## Directions for this task
Quote the whole listing word for word. Do not include the pictures.

## Data provided
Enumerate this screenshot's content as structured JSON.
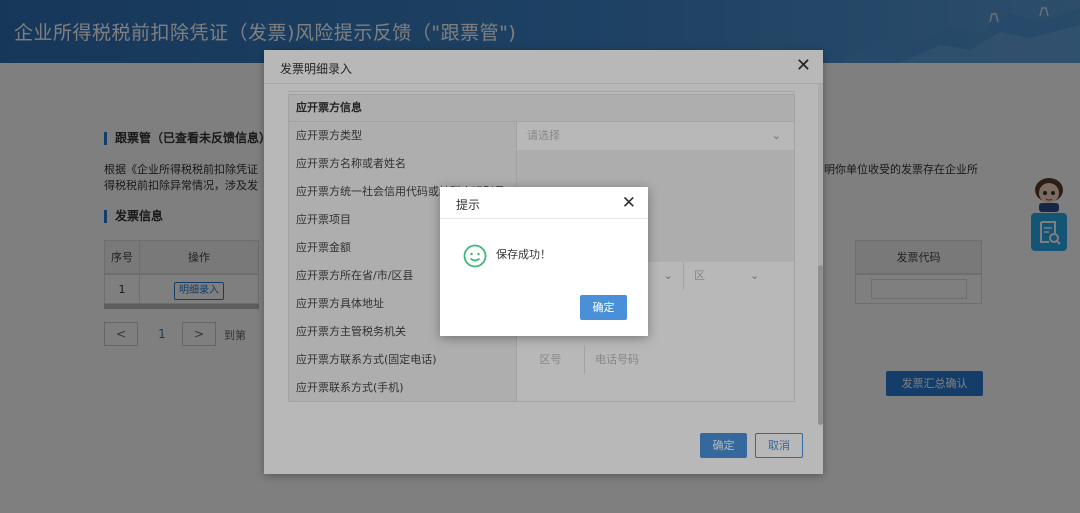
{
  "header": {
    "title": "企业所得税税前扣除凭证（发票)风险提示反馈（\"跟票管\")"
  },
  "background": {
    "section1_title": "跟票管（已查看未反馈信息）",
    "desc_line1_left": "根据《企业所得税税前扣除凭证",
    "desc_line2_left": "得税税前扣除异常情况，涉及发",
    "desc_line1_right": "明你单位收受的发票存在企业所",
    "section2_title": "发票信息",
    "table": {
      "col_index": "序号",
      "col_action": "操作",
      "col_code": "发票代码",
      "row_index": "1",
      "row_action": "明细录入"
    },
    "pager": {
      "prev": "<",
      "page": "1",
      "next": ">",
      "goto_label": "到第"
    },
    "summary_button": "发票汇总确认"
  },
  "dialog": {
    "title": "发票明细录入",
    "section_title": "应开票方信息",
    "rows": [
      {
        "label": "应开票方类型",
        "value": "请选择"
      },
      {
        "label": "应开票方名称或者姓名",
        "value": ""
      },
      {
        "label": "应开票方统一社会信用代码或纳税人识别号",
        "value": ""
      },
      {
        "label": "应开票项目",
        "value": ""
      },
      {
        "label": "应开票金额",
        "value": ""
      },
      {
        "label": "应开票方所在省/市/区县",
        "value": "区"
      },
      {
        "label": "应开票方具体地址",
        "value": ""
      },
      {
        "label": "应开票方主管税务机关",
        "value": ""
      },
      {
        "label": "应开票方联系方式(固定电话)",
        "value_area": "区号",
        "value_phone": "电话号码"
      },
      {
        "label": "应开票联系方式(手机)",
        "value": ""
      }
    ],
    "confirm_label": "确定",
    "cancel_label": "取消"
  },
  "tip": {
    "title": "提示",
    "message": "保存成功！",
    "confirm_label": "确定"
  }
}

## Completed task
Enumerate this screenshot's content as structured JSON.
{
  "header": {
    "title": "企业所得税税前扣除凭证（发票)风险提示反馈（\"跟票管\")"
  },
  "background": {
    "section1_title": "跟票管（已查看未反馈信息）",
    "desc_line1_left": "根据《企业所得税税前扣除凭证",
    "desc_line2_left": "得税税前扣除异常情况，涉及发",
    "desc_line1_right": "明你单位收受的发票存在企业所",
    "section2_title": "发票信息",
    "table": {
      "col_index": "序号",
      "col_action": "操作",
      "col_code": "发票代码",
      "row_index": "1",
      "row_action": "明细录入"
    },
    "pager": {
      "prev": "<",
      "page": "1",
      "next": ">",
      "goto_label": "到第"
    },
    "summary_button": "发票汇总确认"
  },
  "dialog": {
    "title": "发票明细录入",
    "section_title": "应开票方信息",
    "rows": [
      {
        "label": "应开票方类型",
        "value": "请选择"
      },
      {
        "label": "应开票方名称或者姓名",
        "value": ""
      },
      {
        "label": "应开票方统一社会信用代码或纳税人识别号",
        "value": ""
      },
      {
        "label": "应开票项目",
        "value": ""
      },
      {
        "label": "应开票金额",
        "value": ""
      },
      {
        "label": "应开票方所在省/市/区县",
        "value": "区"
      },
      {
        "label": "应开票方具体地址",
        "value": ""
      },
      {
        "label": "应开票方主管税务机关",
        "value": ""
      },
      {
        "label": "应开票方联系方式(固定电话)",
        "value_area": "区号",
        "value_phone": "电话号码"
      },
      {
        "label": "应开票联系方式(手机)",
        "value": ""
      }
    ],
    "confirm_label": "确定",
    "cancel_label": "取消"
  },
  "tip": {
    "title": "提示",
    "message": "保存成功！",
    "confirm_label": "确定"
  }
}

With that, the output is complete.